## Required work
Run through the records and show each line that includes the string "icon".

===== Records shown

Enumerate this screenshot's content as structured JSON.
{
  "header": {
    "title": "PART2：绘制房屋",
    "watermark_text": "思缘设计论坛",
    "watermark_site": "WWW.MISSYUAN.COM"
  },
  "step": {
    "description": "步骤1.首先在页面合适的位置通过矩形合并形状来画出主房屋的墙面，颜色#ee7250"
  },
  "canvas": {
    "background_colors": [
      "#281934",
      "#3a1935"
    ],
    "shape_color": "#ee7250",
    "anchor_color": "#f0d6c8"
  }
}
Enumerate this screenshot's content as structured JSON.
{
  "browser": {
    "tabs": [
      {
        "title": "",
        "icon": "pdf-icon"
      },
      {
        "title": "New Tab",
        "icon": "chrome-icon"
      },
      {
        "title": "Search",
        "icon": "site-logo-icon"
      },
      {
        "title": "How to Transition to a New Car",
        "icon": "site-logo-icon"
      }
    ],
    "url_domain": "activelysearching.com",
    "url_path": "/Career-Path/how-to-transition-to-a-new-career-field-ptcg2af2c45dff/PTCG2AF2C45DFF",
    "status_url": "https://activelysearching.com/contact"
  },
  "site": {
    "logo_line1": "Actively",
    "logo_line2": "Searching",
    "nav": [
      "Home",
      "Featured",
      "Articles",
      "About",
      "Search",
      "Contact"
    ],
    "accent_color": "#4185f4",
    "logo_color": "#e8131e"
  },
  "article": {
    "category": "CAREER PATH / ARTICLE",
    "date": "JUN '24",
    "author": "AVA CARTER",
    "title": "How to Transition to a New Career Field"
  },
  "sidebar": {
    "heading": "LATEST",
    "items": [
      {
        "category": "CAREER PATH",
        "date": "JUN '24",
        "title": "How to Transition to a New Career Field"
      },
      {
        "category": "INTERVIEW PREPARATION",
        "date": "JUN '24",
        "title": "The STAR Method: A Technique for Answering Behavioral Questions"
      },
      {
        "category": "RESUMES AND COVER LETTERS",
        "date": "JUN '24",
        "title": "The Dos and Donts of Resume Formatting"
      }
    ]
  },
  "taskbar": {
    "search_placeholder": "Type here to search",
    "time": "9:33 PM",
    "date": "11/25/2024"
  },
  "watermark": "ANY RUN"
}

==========

## Task response
        "icon": "pdf-icon"
        "icon": "chrome-icon"
        "icon": "site-logo-icon"
        "icon": "site-logo-icon"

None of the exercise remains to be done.